The next Access Europe User Group meeting will be on Wednesday 1 May 2024 starting at 18:00 UK time (6PM UTC+1) and finishing by 19:30 (7.30PM). In this session, we are pleased to welcome a new presenter, Adolph Dupré who will be discussing some powerful techniques for using class modules. He will explain when you may want to use classes instead of User Defined Types (UDT). For example, to manage the data in unbound forms. Adolph will...
0
5647
by: TSSRALBI | last post by:
Hello I'm a network technician in training and I need your help. I am currently learning how to create and manage the different types of VPNs and I have a question about LAN-to-LAN VPNs. The last exercise I practiced was to create a LAN-to-LAN VPN between two Pfsense firewalls, by using IPSEC protocols. I succeeded, with both firewalls in the same network. But I'm wondering if it's possible to do the same thing, with 2 Pfsense firewalls...
1
4448
by: 6302768590 | last post by:
Hai team i want code for transfer the data from one system to another through IP address by using C# our system has to for every 5mins then we have to update the data what the data is updated we have to send another system
2
4013
muto222
by: muto222 | last post by:
How can i add a mobile payment intergratation into php mysql website.
3
3112
bsmnconsultancy
by: bsmnconsultancy | last post by:
In today's digital era, a well-designed website is crucial for businesses looking to succeed. Whether you're a small business owner or a large corporation in Toronto, having a strong online presence can significantly impact your brand's success. BSMN Consultancy, a leader in Website Development in Toronto offers valuable insights into creating effective websites that not only look great but also perform exceptionally well. In this comprehensive...
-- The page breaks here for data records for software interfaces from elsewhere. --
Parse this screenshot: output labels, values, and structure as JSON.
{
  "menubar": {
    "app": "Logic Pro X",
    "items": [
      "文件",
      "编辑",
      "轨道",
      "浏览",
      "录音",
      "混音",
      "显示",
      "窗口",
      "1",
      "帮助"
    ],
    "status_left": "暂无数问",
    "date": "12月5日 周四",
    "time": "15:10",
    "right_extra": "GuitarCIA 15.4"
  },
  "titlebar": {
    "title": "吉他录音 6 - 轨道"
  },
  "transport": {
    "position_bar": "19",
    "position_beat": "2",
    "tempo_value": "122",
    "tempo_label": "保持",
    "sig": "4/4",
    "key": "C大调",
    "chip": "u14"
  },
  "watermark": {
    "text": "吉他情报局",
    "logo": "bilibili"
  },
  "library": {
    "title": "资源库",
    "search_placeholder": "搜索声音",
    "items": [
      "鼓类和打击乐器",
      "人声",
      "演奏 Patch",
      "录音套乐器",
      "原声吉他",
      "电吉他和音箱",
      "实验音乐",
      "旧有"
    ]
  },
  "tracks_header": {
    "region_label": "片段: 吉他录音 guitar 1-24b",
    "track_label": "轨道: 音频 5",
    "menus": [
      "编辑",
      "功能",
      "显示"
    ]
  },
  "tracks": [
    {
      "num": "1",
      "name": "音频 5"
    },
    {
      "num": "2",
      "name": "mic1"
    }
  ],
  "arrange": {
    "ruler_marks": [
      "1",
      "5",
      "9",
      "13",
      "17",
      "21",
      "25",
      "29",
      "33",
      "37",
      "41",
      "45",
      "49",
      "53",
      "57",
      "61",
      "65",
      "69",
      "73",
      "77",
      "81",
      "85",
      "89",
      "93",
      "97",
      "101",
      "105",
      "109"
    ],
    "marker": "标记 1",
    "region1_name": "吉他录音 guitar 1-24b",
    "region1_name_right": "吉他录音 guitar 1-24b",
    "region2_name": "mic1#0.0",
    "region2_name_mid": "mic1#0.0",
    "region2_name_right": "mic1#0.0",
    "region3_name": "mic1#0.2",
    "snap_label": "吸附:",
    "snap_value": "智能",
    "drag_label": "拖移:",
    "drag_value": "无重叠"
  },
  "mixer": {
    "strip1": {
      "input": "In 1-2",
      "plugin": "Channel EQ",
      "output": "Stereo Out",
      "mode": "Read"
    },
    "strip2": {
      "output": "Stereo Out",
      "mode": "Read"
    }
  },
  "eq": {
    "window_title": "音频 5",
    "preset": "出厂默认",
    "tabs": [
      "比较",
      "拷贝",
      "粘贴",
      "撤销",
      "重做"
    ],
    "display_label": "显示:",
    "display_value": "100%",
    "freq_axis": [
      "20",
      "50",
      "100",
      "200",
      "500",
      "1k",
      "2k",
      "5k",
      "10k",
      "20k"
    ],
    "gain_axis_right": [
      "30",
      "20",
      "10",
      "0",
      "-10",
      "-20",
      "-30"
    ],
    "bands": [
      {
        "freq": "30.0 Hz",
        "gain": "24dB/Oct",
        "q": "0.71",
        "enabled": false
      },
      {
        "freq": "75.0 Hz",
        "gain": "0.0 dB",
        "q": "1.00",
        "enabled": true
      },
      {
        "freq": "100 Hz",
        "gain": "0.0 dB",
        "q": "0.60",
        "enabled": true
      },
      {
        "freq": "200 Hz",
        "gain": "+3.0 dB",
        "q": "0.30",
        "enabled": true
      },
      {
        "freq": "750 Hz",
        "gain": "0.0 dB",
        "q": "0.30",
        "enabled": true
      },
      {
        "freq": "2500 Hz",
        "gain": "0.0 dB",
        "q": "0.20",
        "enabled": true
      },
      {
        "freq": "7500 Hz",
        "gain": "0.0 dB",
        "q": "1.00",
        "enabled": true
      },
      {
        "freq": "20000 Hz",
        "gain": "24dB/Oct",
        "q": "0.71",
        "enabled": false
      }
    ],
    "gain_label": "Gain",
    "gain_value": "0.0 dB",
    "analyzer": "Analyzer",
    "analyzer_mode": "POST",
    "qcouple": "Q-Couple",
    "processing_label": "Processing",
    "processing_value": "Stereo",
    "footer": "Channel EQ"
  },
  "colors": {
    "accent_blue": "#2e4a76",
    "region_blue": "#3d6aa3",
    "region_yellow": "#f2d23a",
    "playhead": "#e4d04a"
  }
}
By using Bytes.com and it's services, you agree to our Privacy Policy and Terms of Use.

To disable or enable advertisements and analytics tracking please visit the manage ads & tracking page.